E nga mana, e nga reo, e nga iwi o te motu e huihui nei, tēnei aku mihi māhana ki a koutou. Kia ora tātou katoa.
I specifically acknowledge: Minister of Conservation, Hon Maggie Barry; Chairman of Project Crimson Trust, Devon McLean; and our MC, Ruud Kleinpaste - tēnā koutou katoa.
It is a great pleasure for Janine and me to welcome you all to Government House today.
This year New Zealanders will commemorate several important events in our nation’s story. And so, the theme for my programme is nationhood. The work of the Project Crimson Trust very much fits into that theme. I say that because New Zealanders’ attachment to our landscape is central to our sense of identity.
An image of a Pohutukawa in bloom against a clear blue sky evokes memories of Summer, Tui perched precariously seeking sweet nectar, Christmas and time with family and friends. Pohutukawa are and must remain a defining part of the coastal landscape in the North Island. Similarly, it would be unthinkable to lose our magnificent rata from our forests.
The concerned citizens who got together 25 years ago to set up Project Crimson, to reverse the tide of extinction of pohutukawa and rata, did us all a great service.
So much of what is good in our communities results from the efforts of people who are prepared to step up and do something for the good of the wider community. Accordingly, I am pleased to have this opportunity to thank them, you for your vision, your hard work and the good results you have achieved.
I am also delighted to note that the battle has largely been won for most species of pohutukawa and rata.
An important part of the work we are celebrating tonight has been pest control.

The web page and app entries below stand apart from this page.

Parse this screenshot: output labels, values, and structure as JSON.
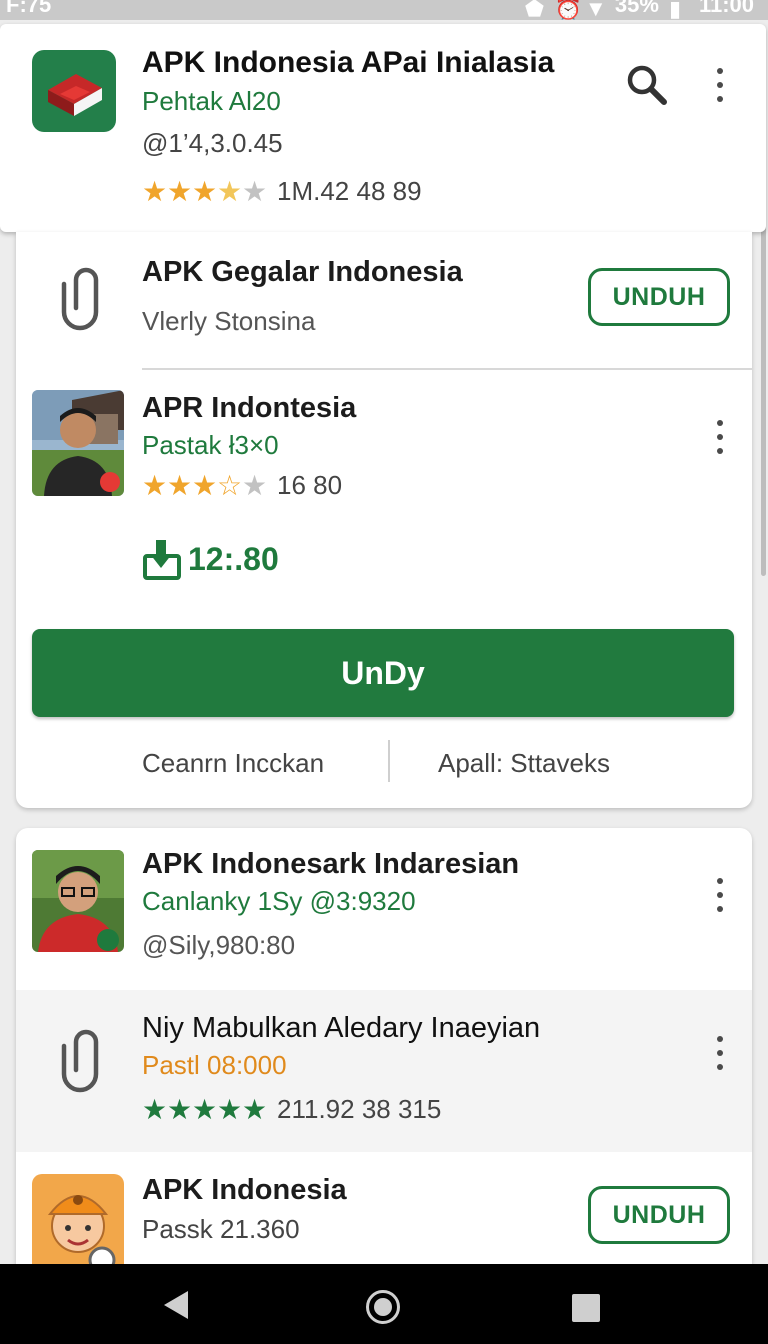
{
  "status_bar": {
    "time": "F:75",
    "battery": "35%",
    "clock": "11:00"
  },
  "header": {
    "title": "APK Indonesia APai Inialasia",
    "subtitle": "Pehtak Al20",
    "version": "@1’4,3.0.45",
    "rating_stars": 3.5,
    "meta": "1M.42 48   89"
  },
  "featured": {
    "item1": {
      "title": "APK Gegalar Indonesia",
      "subtitle": "Vlerly Stonsina",
      "button": "UNDUH"
    },
    "item2": {
      "title": "APR Indontesia",
      "subtitle": "Pastak ł3×0",
      "rating_stars": 2.5,
      "meta": "16  80",
      "size": "12:.80"
    },
    "download_button": "UnDy",
    "footer_left": "Ceanrn Incckan",
    "footer_right": "Apall: Sttaveks"
  },
  "list": {
    "item1": {
      "title": "APK Indonesark Indaresian",
      "subtitle": "Canlanky 1Sy  @3:9320",
      "meta": "@Sily,980:80"
    },
    "item2": {
      "title": "Niy Mabulkan Aledary Inaeyian",
      "subtitle": "Pastl 08:000",
      "rating_stars": 5,
      "meta": "211.92 38  315"
    },
    "item3": {
      "title": "APK Indonesia",
      "subtitle": "Passk 21.360",
      "button": "UNDUH"
    }
  },
  "colors": {
    "accent": "#217a3e",
    "star": "#f0a52c",
    "orange": "#e08a1c"
  }
}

Pest control is critical in protecting our native trees while they become established.
I want to acknowledge the late Sir Paul Callaghan for his vision for us to eliminate predators from our forests by 2040. Sir Paul likened this mission as New Zealand’s Apollo Programme – requiring focus and determination in order to succeed. In his mind, we could get there, if we put our mind to it.

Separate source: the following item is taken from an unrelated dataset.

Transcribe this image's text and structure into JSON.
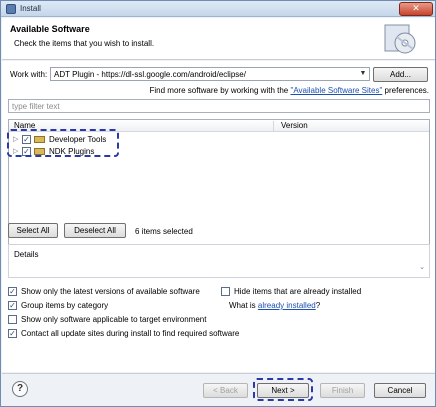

As he said: “we cannot wait for someone else to organize this – we all have to become involved”.
The people here tonight have shown what is possible when people become involved. In saving the pohutukawa, you have not only helped rid our forests of pests, but your work has probably encouraged others to think about conserving our environment and becoming involved themselves.
I also applaud the work you have been doing to encourage our schools to get involved by planting and caring for native trees and shrubs. If we can get the country’s young minds to care about our precious flora and fauna, we will have a better chance of winning our ecological battles in the future.
We need to capture the public’s imagination about the possibilities of change and what individuals can do to make a conservation difference. That is why I am delighted to host you conservation heroes. I hope that other New Zealanders will be inspired to work as you have done.
Congratulations to Project Crimson on reaching this 25 year milestone and for doing so much to save and preserve pohutukawa, rata and other native flora for our future generations.
Keep up your good work in our communities, in our schools and especially in our forests. Your commitment is precious.
Kia ora huihui tātou katoa